→ **WORK TO BE COMPLETED**
Across the data below, state how many lines hold "badge", and reply with nothing but that number.
[RECORDS]
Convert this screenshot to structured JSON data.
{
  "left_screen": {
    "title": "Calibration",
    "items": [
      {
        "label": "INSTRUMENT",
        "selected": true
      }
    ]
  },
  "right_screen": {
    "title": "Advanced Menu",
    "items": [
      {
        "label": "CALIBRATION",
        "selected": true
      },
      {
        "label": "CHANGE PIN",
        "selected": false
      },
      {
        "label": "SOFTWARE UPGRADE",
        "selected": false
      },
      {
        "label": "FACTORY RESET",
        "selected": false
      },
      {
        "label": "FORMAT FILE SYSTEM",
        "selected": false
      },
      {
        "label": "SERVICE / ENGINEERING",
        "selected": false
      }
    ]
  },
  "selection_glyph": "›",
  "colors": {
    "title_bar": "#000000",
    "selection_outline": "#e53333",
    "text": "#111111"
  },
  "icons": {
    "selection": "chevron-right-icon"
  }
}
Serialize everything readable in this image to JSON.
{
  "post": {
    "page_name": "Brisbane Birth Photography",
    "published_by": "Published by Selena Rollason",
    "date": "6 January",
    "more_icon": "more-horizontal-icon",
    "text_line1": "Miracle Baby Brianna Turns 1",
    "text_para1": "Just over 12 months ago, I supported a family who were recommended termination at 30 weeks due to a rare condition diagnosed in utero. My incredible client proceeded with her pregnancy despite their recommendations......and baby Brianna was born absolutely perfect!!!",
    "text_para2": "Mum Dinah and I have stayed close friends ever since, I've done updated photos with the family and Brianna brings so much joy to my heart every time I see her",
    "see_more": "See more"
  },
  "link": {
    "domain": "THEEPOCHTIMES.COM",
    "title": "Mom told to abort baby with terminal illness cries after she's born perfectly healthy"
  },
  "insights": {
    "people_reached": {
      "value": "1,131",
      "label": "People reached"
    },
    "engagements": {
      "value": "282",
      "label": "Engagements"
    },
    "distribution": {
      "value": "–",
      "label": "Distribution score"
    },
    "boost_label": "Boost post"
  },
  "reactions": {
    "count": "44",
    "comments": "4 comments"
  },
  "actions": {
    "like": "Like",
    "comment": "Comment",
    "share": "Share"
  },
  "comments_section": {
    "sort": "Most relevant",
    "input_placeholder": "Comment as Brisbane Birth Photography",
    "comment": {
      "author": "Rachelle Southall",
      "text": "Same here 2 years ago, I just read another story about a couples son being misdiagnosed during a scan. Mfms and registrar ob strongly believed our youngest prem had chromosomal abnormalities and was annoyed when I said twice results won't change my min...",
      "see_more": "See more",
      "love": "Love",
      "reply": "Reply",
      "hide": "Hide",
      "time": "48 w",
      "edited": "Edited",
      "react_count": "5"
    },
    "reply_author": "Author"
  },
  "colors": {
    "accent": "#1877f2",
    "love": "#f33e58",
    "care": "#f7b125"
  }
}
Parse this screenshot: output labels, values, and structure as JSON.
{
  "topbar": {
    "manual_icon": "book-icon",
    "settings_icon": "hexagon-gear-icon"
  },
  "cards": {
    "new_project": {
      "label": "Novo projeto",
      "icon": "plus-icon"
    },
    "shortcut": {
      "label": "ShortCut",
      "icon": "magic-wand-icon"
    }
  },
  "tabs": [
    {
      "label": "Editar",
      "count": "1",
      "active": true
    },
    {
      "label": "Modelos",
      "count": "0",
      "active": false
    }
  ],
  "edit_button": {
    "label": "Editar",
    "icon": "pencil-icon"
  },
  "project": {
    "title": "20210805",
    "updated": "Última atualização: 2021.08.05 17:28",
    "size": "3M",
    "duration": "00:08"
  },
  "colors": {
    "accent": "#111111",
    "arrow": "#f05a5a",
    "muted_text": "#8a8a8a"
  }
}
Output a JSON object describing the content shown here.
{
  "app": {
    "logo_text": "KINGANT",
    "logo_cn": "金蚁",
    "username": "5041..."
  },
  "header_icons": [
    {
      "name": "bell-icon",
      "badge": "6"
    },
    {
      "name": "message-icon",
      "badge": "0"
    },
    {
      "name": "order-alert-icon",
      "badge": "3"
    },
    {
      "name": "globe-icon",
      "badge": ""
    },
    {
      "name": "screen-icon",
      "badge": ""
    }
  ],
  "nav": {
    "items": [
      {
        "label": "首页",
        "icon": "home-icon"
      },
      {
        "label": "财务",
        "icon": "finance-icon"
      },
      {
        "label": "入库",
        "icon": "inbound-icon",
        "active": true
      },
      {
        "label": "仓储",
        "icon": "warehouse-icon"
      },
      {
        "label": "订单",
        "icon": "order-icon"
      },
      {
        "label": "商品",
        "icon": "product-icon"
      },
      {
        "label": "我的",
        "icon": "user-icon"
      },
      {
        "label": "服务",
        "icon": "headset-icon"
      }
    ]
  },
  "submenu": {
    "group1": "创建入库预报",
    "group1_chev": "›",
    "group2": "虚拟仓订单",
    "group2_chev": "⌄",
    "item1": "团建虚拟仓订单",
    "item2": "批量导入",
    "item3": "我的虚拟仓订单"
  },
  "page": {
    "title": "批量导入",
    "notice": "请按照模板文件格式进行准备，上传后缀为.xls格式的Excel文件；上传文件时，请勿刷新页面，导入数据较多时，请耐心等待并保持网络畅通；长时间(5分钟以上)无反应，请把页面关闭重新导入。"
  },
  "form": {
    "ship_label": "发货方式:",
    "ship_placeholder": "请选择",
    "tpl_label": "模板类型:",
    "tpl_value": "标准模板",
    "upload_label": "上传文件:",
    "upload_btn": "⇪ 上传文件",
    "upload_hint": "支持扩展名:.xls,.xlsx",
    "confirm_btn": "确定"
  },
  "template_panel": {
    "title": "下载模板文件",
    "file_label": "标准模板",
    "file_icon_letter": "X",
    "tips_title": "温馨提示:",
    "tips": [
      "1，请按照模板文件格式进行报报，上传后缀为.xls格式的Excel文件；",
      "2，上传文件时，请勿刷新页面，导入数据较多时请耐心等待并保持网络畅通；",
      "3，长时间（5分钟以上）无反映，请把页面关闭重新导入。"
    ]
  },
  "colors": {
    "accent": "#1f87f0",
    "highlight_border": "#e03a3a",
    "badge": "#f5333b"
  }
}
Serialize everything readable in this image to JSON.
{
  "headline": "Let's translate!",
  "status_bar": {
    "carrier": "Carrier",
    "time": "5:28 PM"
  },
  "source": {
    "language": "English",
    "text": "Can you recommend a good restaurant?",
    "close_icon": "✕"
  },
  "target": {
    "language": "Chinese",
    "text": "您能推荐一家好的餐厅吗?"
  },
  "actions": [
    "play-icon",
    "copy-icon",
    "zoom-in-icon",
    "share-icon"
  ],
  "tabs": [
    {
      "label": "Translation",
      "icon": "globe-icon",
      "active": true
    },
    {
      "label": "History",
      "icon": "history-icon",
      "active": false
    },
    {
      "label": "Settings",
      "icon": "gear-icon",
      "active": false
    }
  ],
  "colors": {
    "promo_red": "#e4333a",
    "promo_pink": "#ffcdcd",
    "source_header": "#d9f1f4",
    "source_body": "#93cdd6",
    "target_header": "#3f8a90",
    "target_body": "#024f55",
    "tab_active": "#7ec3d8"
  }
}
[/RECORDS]
→ **TASK OUTPUT**
6